nations that have relations with countries in east Africa, the Sahara and
elsewhere in the Middle East, he said, expressing hope they will increase
Beasley said the wealthiest billionaires made unprecedented profits during
the COVID-19 pandemic, and "it's not too much to ask some of the
multibillionaires to step up and help us in the short-term crisis," even though
charity isn't a long-term solution to the food crisis.
In the long-term, he said what he'd really like to see is billionaires using
their experience and success to engage "in the world's greatest need -- and
that is food on the planet to feed 8 billion people."
"The world has to understand that the next 12 to 18 months is critical, and
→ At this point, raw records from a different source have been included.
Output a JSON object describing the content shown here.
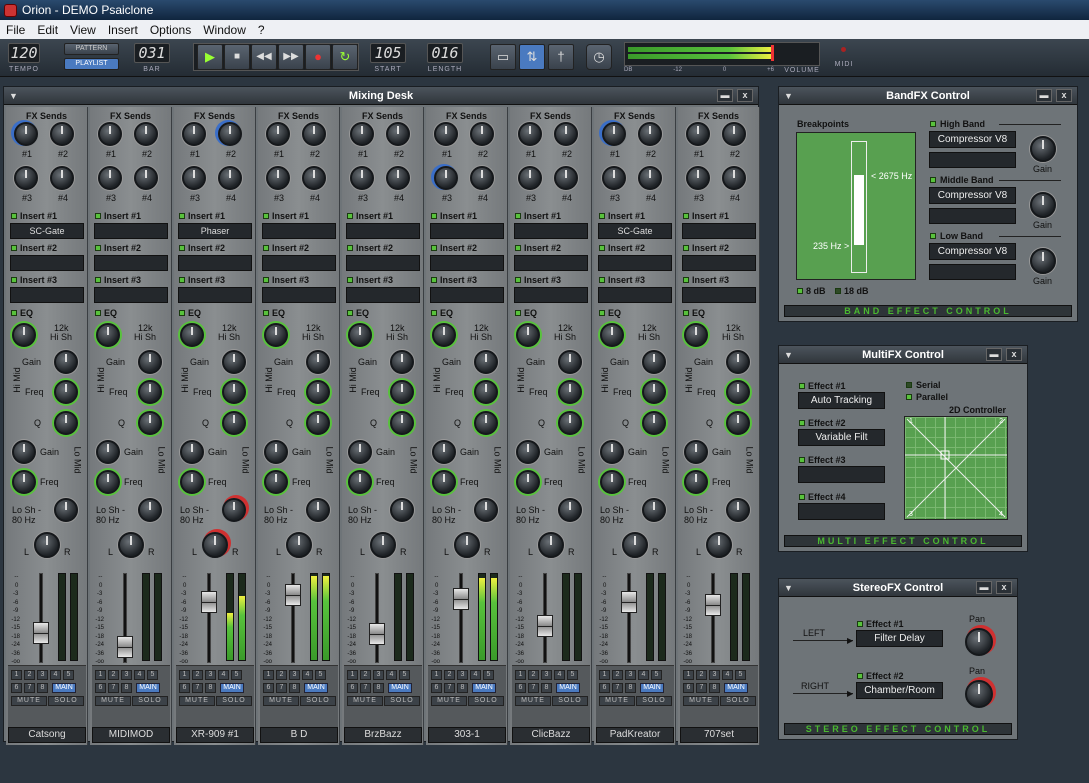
{
  "window": {
    "title": "Orion - DEMO Psaiclone"
  },
  "menu": [
    "File",
    "Edit",
    "View",
    "Insert",
    "Options",
    "Window",
    "?"
  ],
  "toolbar": {
    "tempo": "120",
    "tempo_label": "TEMPO",
    "pattern": "PATTERN",
    "playlist": "PLAYLIST",
    "bar": "031",
    "bar_label": "BAR",
    "start": "105",
    "start_label": "START",
    "length": "016",
    "length_label": "LENGTH",
    "vu_scale": [
      "DB",
      "-12",
      "0",
      "+6"
    ],
    "volume_label": "VOLUME",
    "midi_label": "MIDI"
  },
  "mixer": {
    "title": "Mixing Desk",
    "fx_sends": "FX Sends",
    "send_labels": [
      "#1",
      "#2",
      "#3",
      "#4"
    ],
    "insert_labels": [
      "Insert #1",
      "Insert #2",
      "Insert #3"
    ],
    "eq": "EQ",
    "hi_sh": "Hi Sh",
    "khz12": "12k",
    "gain": "Gain",
    "freq": "Freq",
    "q": "Q",
    "hi_mid": "Hi Mid",
    "lo_mid": "Lo Mid",
    "lo_sh": "Lo Sh -",
    "hz80": "80 Hz",
    "l": "L",
    "r": "R",
    "scale": "-- \n 0 \n-3 \n-6 \n-9 \n-12\n-15\n-18\n-24\n-36\n-oo",
    "nums": [
      "1",
      "2",
      "3",
      "4",
      "5",
      "6",
      "7",
      "8"
    ],
    "main": "MAIN",
    "mute": "MUTE",
    "solo": "SOLO",
    "channels": [
      {
        "name": "Catsong",
        "insert1": "SC-Gate"
      },
      {
        "name": "MIDIMOD",
        "insert1": ""
      },
      {
        "name": "XR-909 #1",
        "insert1": "Phaser"
      },
      {
        "name": "B D",
        "insert1": ""
      },
      {
        "name": "BrzBazz",
        "insert1": ""
      },
      {
        "name": "303-1",
        "insert1": ""
      },
      {
        "name": "ClicBazz",
        "insert1": ""
      },
      {
        "name": "PadKreator",
        "insert1": "SC-Gate"
      },
      {
        "name": "707set",
        "insert1": ""
      }
    ],
    "fader_levels": [
      0.3,
      0.1,
      0.75,
      0.85,
      0.28,
      0.78,
      0.4,
      0.75,
      0.7
    ],
    "meter_levels": [
      [
        0,
        0
      ],
      [
        0,
        0
      ],
      [
        0.55,
        0.75
      ],
      [
        0.98,
        0.98
      ],
      [
        0,
        0
      ],
      [
        0.95,
        0.95
      ],
      [
        0,
        0
      ],
      [
        0,
        0
      ],
      [
        0,
        0
      ]
    ]
  },
  "bandfx": {
    "title": "BandFX Control",
    "breakpoints": "Breakpoints",
    "upper": "< 2675 Hz",
    "lower": "235 Hz >",
    "db8": "8 dB",
    "db18": "18 dB",
    "high_band": "High Band",
    "middle_band": "Middle Band",
    "low_band": "Low Band",
    "plugin": "Compressor V8",
    "gain": "Gain",
    "footer": "BAND EFFECT CONTROL"
  },
  "multifx": {
    "title": "MultiFX Control",
    "effect1": "Effect #1",
    "effect1_value": "Auto Tracking",
    "effect2": "Effect #2",
    "effect2_value": "Variable Filt",
    "effect3": "Effect #3",
    "effect4": "Effect #4",
    "serial": "Serial",
    "parallel": "Parallel",
    "controller": "2D Controller",
    "c1": "1",
    "c2": "2",
    "c3": "3",
    "c4": "4",
    "footer": "MULTI EFFECT CONTROL"
  },
  "stereofx": {
    "title": "StereoFX Control",
    "left": "LEFT",
    "right": "RIGHT",
    "effect1": "Effect #1",
    "effect1_value": "Filter Delay",
    "effect2": "Effect #2",
    "effect2_value": "Chamber/Room",
    "pan": "Pan",
    "footer": "STEREO EFFECT CONTROL"
  }
}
if we back off the funding, you will have mass migration, and you will have
destabilization nations and that will all be on top of starvation among
children and people around the world," he warned.
Beasley said WFP was just forced to cut rations by 50% to 4 million people
in Afghanistan, and "these are people who are knocking on famine's door now."
"We don't have enough money just to reach the most vulnerable people now,"
he said. "So we are in a crisis over the cliff stage right now, where we
literally could have hell on earth if we're not very careful."
Beasley said he's been telling leaders in the West and Europe that while
they're focusing everything on Ukraine and Russia, "you better well not forget
about what's south and southeast of you because I can assure you it is coming
your way if you don't pay attention and get on top of it."
With $400 trillion worth of wealth on the planet, he said, there's no reason
for any child to die of starvation.
The WFP executive director said leaders have to prioritize the humanitarian
needs that are going to have the greatest impact on stability in societies
around the world.
He singled out several priority places -- Africa's Sahel region as well as
the east including Somalia, northern Kenya, South Sudan and Ethiopia; Syria
which is having an impact on Jordan and Lebanon; and Central and South America
where the number of people migrating to the United States is now five times
what it was a year-and-a-half ago.
Beasley said McCain, the widow of U.S. Senator John McCain from Arizona who
was the 2008 Republican presidential nominee and has been the U.S. ambassador
to Rome-based WFP and the U.N. Food and Agriculture Organization, "is the right
person at the right time" to lead the World Food Program.
They've been working together to make sure "she hits the ground running," he
said, But "it's going to be a very, very challenging time" because of all the
money going to the war in Ukraine, and the need to help so many other fragile
Beasley said his biggest surprise was believing in April 2017, when he took
over the agency and there were 80 million people in the world "marching to
starvation," that "we could end world hunger and put the World Food Program out
What he didn't expect were the conflicts and wars, the climate shocks, the
COVID-19 pandemic and the Ukraine war, he said, which raised the 80 million in
desperate need of food to 135 million right before COVID started spreading in
early 2020, to 276 million before Russia invaded Ukraine -- "the bread basket
of the world" -- in February 2022, and to 350 million now.
Beasley said ""it's hard not to get depressed" but two things give him hope.
Seeing little girls and boys smiling in the midst of war and suffering from
hunger "inspires you not to give up," he said, as does the bipartisan support
in the often divided U.S. Congress for helping the poorest of the poor around
As he returns to his family in South Carolina, Beasley said his dream
remains to end world hunger.